[Start of section]

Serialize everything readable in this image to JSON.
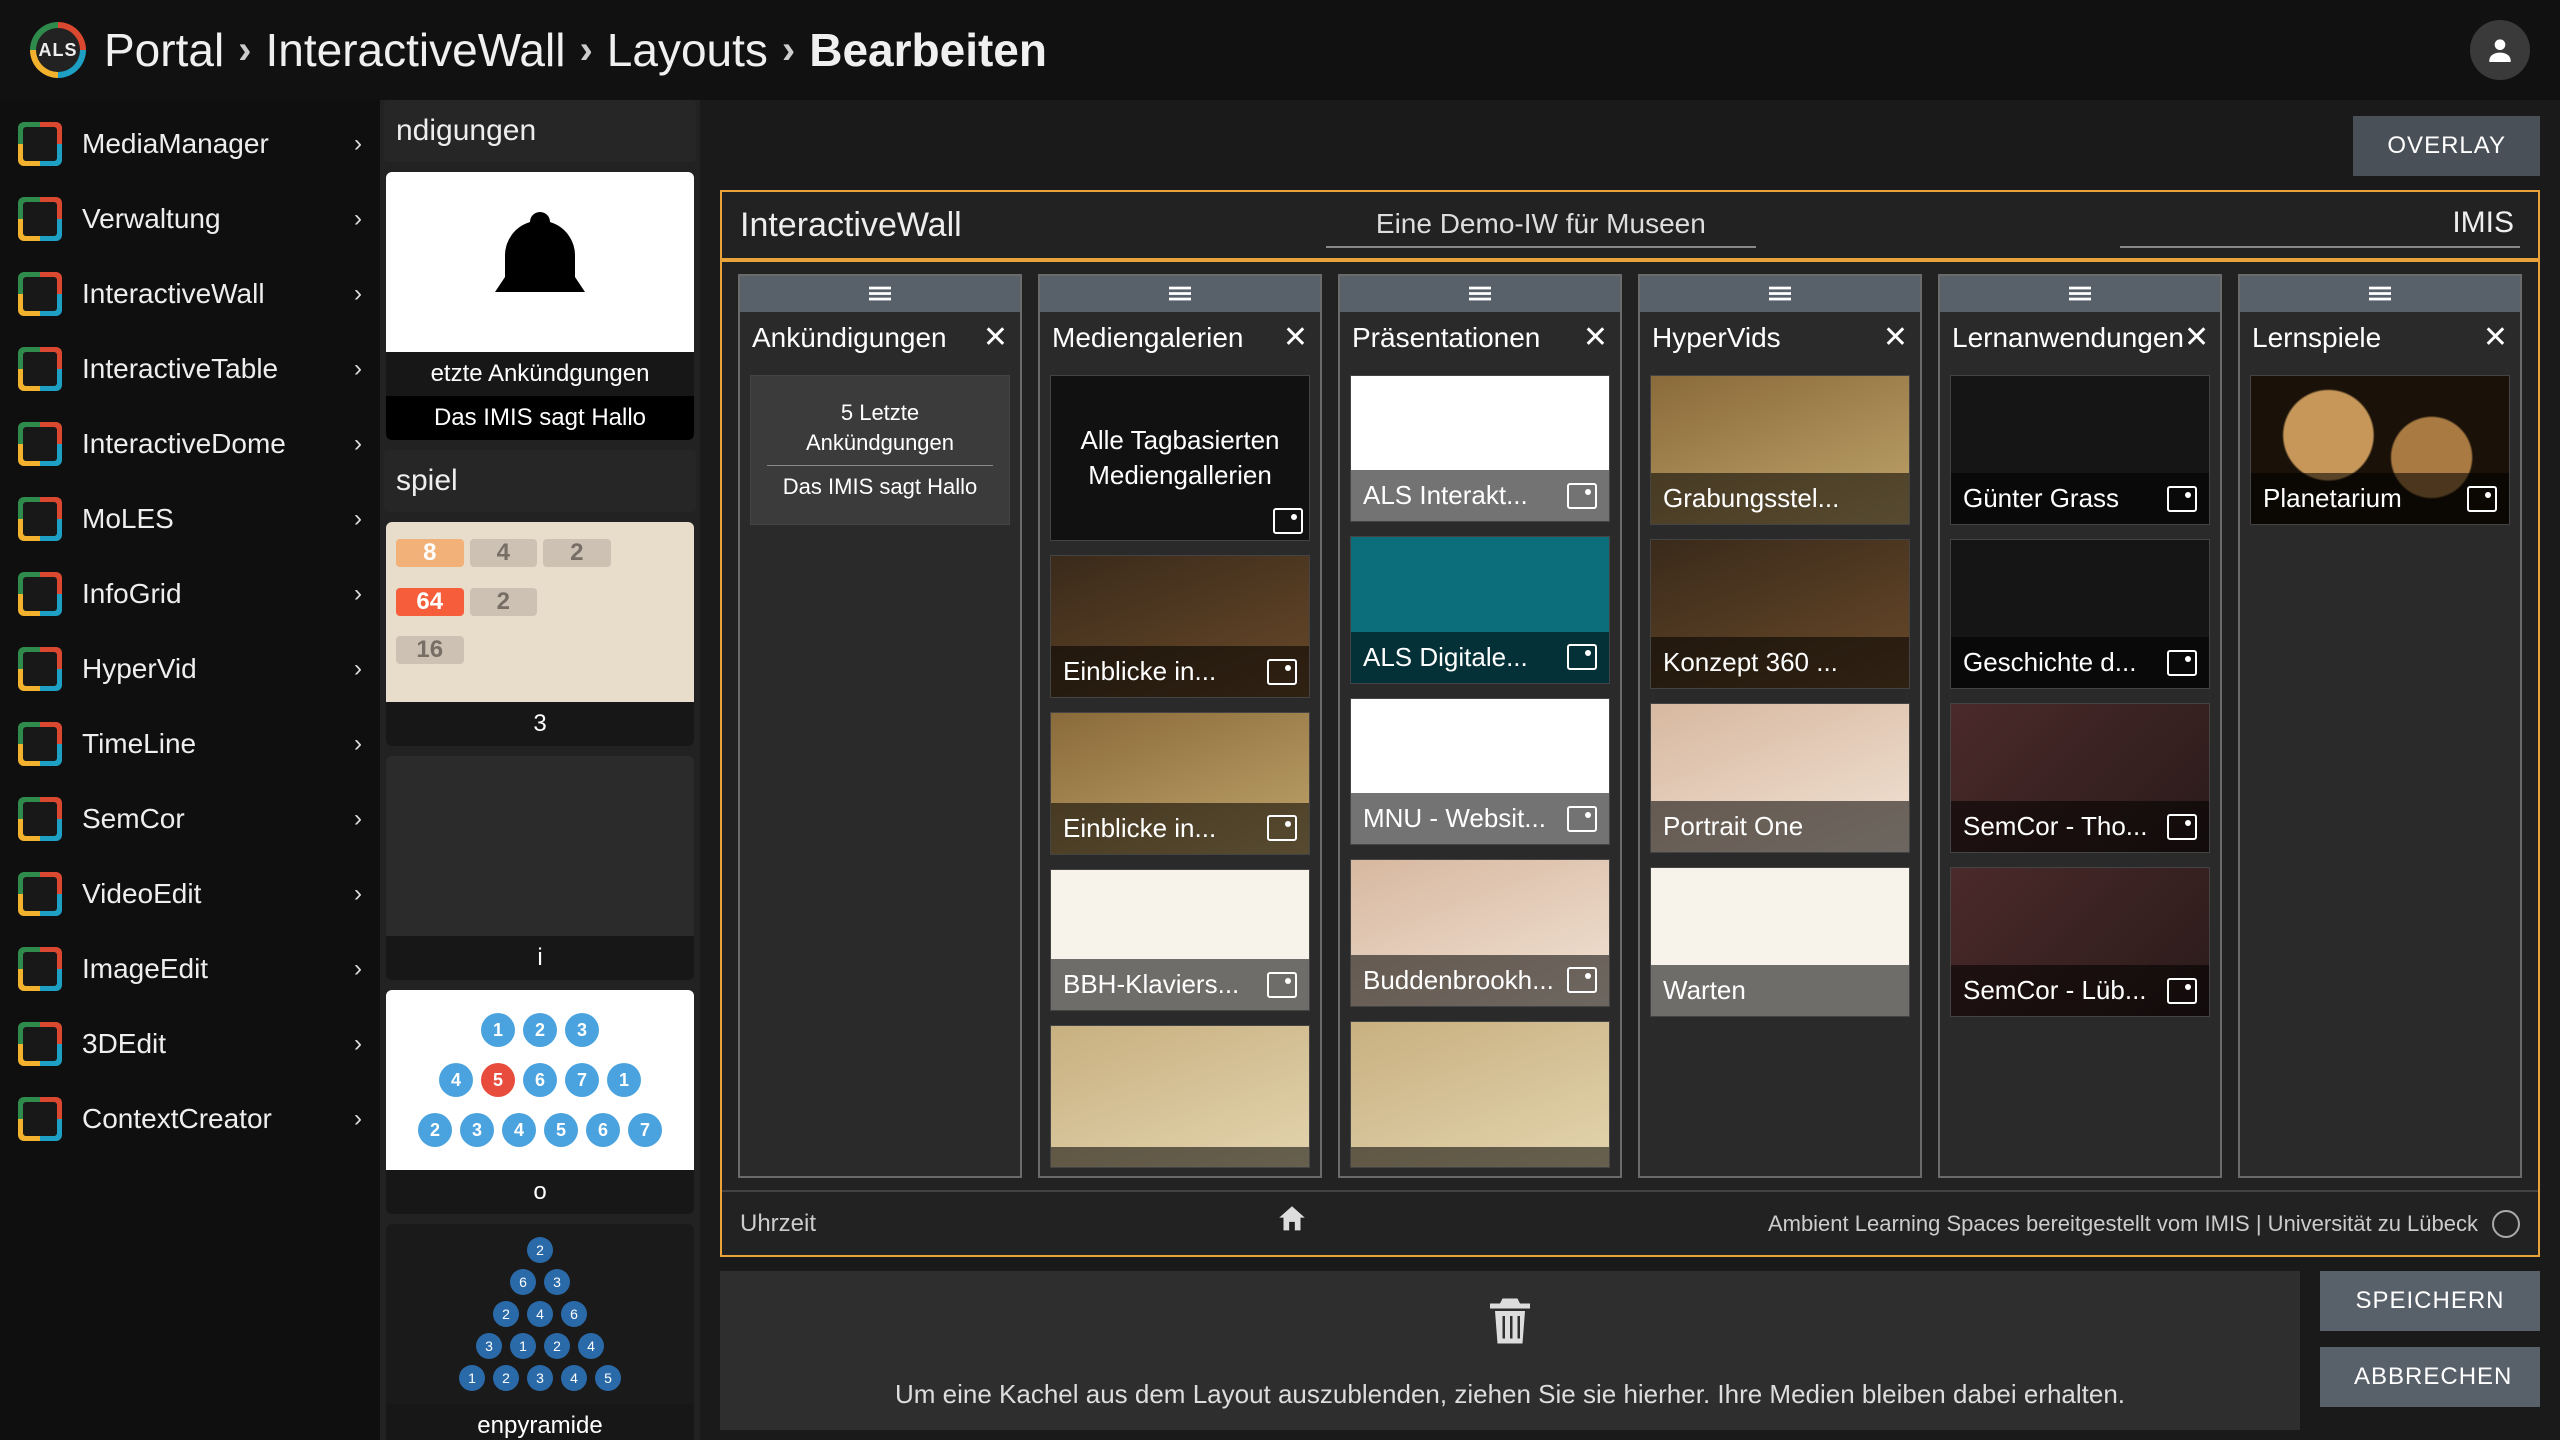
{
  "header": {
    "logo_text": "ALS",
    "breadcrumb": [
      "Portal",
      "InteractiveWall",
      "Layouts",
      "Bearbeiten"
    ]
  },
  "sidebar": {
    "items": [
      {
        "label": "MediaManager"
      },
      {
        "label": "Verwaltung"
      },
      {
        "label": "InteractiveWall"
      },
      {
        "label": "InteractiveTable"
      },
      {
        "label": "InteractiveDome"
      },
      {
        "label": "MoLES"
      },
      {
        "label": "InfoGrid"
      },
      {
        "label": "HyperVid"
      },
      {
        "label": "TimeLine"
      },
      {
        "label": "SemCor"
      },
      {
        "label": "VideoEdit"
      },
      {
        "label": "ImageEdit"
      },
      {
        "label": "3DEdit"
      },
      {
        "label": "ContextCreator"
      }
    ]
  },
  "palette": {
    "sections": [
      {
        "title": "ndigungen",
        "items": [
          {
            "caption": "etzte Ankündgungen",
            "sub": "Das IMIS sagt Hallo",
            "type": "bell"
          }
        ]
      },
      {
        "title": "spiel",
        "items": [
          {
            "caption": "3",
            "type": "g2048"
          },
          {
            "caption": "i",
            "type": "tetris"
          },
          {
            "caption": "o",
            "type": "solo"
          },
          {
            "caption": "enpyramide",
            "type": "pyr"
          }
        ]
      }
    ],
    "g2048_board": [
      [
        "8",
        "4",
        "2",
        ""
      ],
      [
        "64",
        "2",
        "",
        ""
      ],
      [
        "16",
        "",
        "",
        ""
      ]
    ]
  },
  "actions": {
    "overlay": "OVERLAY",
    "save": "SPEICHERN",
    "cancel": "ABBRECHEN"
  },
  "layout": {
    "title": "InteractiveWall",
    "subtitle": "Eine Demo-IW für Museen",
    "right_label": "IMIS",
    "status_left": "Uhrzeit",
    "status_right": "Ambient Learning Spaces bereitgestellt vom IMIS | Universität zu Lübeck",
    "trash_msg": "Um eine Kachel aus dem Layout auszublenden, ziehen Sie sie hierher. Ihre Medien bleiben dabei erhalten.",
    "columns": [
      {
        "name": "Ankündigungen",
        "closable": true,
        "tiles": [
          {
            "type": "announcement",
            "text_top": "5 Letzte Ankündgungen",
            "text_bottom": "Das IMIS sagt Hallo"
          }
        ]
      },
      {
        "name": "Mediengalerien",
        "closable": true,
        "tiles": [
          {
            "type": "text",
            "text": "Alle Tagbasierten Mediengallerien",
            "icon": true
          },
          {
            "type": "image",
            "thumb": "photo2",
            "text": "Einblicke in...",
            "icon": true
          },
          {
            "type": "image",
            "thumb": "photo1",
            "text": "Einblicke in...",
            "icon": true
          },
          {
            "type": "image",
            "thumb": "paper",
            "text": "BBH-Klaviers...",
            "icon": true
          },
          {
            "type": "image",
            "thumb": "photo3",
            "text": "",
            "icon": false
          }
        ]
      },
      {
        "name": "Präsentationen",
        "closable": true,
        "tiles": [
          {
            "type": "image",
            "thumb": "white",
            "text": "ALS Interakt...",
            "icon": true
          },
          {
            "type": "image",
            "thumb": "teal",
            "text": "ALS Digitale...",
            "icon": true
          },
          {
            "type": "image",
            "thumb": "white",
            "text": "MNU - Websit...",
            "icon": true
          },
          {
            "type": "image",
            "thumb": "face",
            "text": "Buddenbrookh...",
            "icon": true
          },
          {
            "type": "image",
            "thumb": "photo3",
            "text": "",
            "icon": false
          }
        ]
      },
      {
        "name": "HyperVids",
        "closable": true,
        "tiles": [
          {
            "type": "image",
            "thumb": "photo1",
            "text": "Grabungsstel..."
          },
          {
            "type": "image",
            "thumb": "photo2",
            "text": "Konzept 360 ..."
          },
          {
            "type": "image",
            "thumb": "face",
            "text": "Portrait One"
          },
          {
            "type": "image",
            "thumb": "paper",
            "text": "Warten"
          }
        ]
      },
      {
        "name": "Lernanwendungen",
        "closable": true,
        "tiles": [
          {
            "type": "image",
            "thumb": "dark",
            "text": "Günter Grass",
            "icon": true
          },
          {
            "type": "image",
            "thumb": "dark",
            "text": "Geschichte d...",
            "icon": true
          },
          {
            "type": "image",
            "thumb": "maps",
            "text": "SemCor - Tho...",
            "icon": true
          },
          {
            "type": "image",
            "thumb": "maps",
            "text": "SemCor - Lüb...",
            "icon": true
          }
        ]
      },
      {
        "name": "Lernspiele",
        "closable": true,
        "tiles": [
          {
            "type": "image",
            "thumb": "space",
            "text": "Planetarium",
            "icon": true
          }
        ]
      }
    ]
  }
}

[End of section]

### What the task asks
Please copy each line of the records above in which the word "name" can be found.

### Answer section
        "name": "Ankündigungen",
        "name": "Mediengalerien",
        "name": "Präsentationen",
        "name": "HyperVids",
        "name": "Lernanwendungen",
        "name": "Lernspiele",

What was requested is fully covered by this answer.